Issue 23: "Converting the Mazda RX-7 Rotary Powerplant" Jim Mayfield. 13B with Ross PSRU on a 2 place gyrocopter.
Issue 25: "Mazda 13B Powerplant Installation in a Long EZ" Ron Gowan.
Issue 25: "More on Mazda Rotarys" Ed. Lists several other known Mazda conversions.
The way you get 200 HP is move the intake ports from the sidewalls to the center housing. It then becomes what is known as a peripheral port. It is a little more complicated then a simple two cycle port job. You also need to do a little grinding in the water passeges around the spark plug area and use long intake runners.
Mazda did not do this on the street engines because it ruined the low RPM torque which you don't need in an aircraft engine.
There was a one rotor running at Copperstate on a test stand with a muffler that was very quiet. Prop noise is so high that a muffler on an airplane makes less of a difference than one would at first think.
The definitive book on the rotary is simply called "ROTARY ENGINE" by Kenichi Yamamoto published by Toyo Kogyo Co. Ltd. (Mazda) in 1969. This is a highly technical book chronicling the development of the wankel by Mazda. Kenichi is an engineer and has risen to be CEO of Mazda.
Another technical book on the Wankle rotary engine is; "The Wankel RC Engine Design and Performance" by R.F.Ansdale Published by A.S. Barnes & Company Lib of Cong 69-18692
RV 3 Weight & Balance data
Engine mount 10
Engine mount plate 5.5
Engine mount&plate 15.5?
Engine: w/counterweight, w/o flywheel, w/o waterpump housing, w/o manifolds, w/o
any accessories, w/o oil pan.
170 (c.g. at intermediate housing)
Waterpump w/housing 7
Water radiators (ea) 5 (7? with water)
Engine w/redrive 229 16" 3664
Alternator 9 7" 63
Starter 9 26" 234
Crankangle sensor 2 ? 6" 12
Oil filter 1 6" 6
Oil cooler 7 15" 105
Oil pan 6 14" 84
Carbs 5 15" 45
Intake manifold 6 15" 90
Exhaust 6 ? 14" ? 84
Ig Coils 5 6" ? 30
Radiators 10 25" 250
Coolant 14 20" ? 280
George Lendich wrote to The AirCraft Rotary Engine NewsLetter: From previous posts, my understanding the 13b can come in from 315 lbs to approx 350 lbs depending upon the variables.
John Slade wrote to The AirCraft Rotary Engine NewsLetter: I weighed my '93 13B REW and accessories on a UPS scale as follows:
Engine less oil pan 178
Smog pump 7
water pump 10
Add in the redrive at 35 lb, the mount plate at 5 and about 5 lb of water and we
come to about 260 lb for the 13B.
[Plus oil filter, cooler, pan, radiators, intake & exhaust manifolds, ignition... for another 46lbs: FvdH]
For comparison, here are weights of Lycoming engines I found : I have no idea what accessories are included in these weight, and the web sites they come from are now no longer available.
|horsepower||weight from http://www.isd.net/eulmer/weights.txt||Dry Weight from Lycoming's page|
Tom Mayer wrote to The AirCraft Rotary Engine NewsLetter:
Parallel valve 0-360s weigh 270 to 275, without starter and alternator.
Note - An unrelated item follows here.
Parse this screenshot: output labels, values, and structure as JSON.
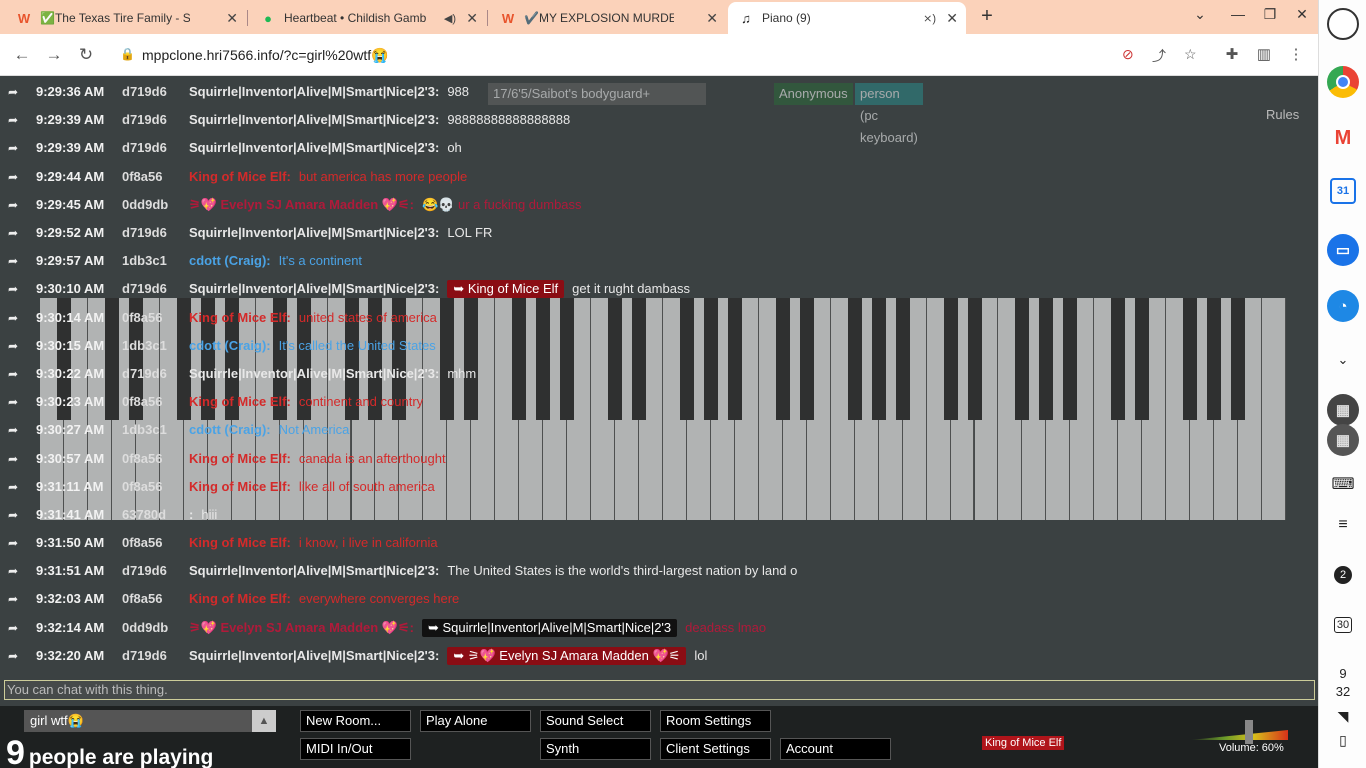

The parallel valve engines are 180 hp engines. IO-360 angle heads weigh 293 to 299 w/o starter and alternator. The heavier weight usually is due to an aerobatic crankshaft. An updraft TIO-360 weighs 343 to 348. Those figures from a 1998 Lyc spec sheet.
A Lyc engineer I talked to about turbo normalizing matters giggled when I quoted these weights to him. He thought the angle head weighed at least 325 "in usable form".
Typical installed weight of an IO-360 angle head of 200 hp, with electrical goodies, will top 350 pounds easily.
Given all of this, for a comparison let's take Lycoming's dry weight, add an alternator and starter to it (say 20 lbs). In both cases, we'll add 5 lbs oil.
|Finn Lassen's 13B||????||330|
|John Slade's 13B||????||311|
From the above, it looks like a 13B is 20-30lbs heavier than a standard O-360, a little heavier than an IO-360, and quite a bit lighter than a TIO-360.